A survey of Cuban Americans in Miami shows eroding support for hardline Cold War-era policies adopted by the United States against Cuba, with a majority willing to accept closer ties with the communist-ruled island.
The poll, released on Tuesday by Florida International University, found that 52 percent of 1,000 Cuban Americans surveyed in Miami-Dade County oppose continuing the five-decades-old trade embargo against Cuba, though that drops to 49 percent among registered U.S. voters.
An even greater majority - 68 percent - favor diplomatic relations with Cuba.
A similar number - 69 percent - favor lifting travel restrictions to Cuba for all Americans, according to the poll, which had a margin of error of 3 percentage points. Current policy allows visits to the island only under tightly controlled licenses for cultural and academic tours.
The results highlight the shift among members of the Cuban exile community who fled the island nation to the United States to escape the rise of communism in the 1960s and shows opinions have grown far less monolithic due to demographic changes.
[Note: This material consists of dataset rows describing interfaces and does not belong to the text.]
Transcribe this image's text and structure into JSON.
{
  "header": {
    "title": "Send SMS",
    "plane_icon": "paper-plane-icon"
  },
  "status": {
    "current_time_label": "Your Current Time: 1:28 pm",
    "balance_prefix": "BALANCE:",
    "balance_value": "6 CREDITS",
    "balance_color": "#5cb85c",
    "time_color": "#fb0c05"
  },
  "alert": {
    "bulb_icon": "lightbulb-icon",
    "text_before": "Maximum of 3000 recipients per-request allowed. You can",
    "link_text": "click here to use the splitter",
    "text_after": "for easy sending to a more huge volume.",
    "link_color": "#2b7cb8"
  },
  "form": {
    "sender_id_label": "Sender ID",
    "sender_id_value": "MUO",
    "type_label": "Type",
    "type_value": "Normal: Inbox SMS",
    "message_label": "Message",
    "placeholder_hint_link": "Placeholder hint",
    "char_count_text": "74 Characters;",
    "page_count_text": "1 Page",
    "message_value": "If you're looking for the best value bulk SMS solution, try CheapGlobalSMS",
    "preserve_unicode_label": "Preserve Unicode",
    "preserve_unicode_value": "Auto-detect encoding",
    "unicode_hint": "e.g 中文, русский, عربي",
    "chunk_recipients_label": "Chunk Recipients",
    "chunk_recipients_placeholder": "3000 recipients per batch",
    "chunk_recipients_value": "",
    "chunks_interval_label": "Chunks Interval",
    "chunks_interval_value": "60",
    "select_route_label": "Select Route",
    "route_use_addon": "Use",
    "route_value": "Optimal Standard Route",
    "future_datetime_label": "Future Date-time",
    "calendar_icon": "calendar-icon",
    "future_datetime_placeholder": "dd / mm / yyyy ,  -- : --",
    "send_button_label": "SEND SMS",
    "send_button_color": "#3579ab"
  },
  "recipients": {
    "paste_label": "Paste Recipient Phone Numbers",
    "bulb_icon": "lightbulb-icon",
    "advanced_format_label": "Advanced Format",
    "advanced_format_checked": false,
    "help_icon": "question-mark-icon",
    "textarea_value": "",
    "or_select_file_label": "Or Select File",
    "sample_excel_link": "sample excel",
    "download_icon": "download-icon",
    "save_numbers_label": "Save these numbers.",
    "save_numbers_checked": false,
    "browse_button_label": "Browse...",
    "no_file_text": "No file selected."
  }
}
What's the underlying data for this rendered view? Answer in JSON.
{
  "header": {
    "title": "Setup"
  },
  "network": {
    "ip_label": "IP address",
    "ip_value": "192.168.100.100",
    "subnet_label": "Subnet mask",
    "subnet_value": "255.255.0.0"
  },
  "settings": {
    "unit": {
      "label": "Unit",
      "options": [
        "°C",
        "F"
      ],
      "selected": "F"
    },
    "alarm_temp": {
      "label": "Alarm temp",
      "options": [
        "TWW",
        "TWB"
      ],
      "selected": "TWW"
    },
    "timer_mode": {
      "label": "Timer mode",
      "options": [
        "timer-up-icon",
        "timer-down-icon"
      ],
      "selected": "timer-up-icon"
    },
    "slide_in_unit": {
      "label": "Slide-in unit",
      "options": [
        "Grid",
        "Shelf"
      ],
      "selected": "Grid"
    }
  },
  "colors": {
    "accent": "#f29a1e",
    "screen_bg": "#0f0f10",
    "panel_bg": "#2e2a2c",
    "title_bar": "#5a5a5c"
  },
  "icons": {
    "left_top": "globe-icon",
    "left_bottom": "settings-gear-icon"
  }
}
The survey was funded by the Trimpa Group, a Democratic-leaning consulting firm based in Denver that promotes social change, and Open Society Foundations, which funds public policy causes founded by billionaire investor, George Soros.
Guillermo Grenier, a sociology professor at the university who helped lead the survey, said the findings could prompt the Obama administration to further revise its U.S.-Cuba policy by permitting greater travel and commercial activity to help an emerging private sector.
“There's no reason to fear political backlash any more over Cuba policy,” he told Reuters in an interview.
The Cuban American community in the United States, numbering between 1.8 and 2.2 million, has traditionally been a highly effective political lobby to block efforts to lift the embargo.
Conducted between February and May as part of a periodic survey of Cuban Americans dating back to 1991, the poll found that younger exiles who left Cuba more recently were more favorable to changing policy than those who came in the 1960s.
“The trends are clear,” Grenier said, noting that older exiles were dying while 20,000 new Cubans arrive in the United States every year under a migration accord with Cuba.
For example only 8 percent of younger Cuban Americans ages 18 to 29 support continuing the embargo, compared to 60 percent of those ages 65 and older, the poll showed. In 1991, 87 percent of those surveyed backed the embargo compared to 48 percent now.
Still, the latest figures found that a majority of Cuban Americans - 63 percent - support keeping Cuba on the United States' annual list of state sponsors of terrorism, along with Iran, Syria and Sudan.
Asked if they would vote for a candidate who advocated replacing the embargo with support for private businesses in Cuba, 57 percent of registered voters said yes.
A larger majority - 81 percent - of registered voters said they would support a candidate who advocated replacing the embargo with a policy that increased pressure on the Cuban government over human rights.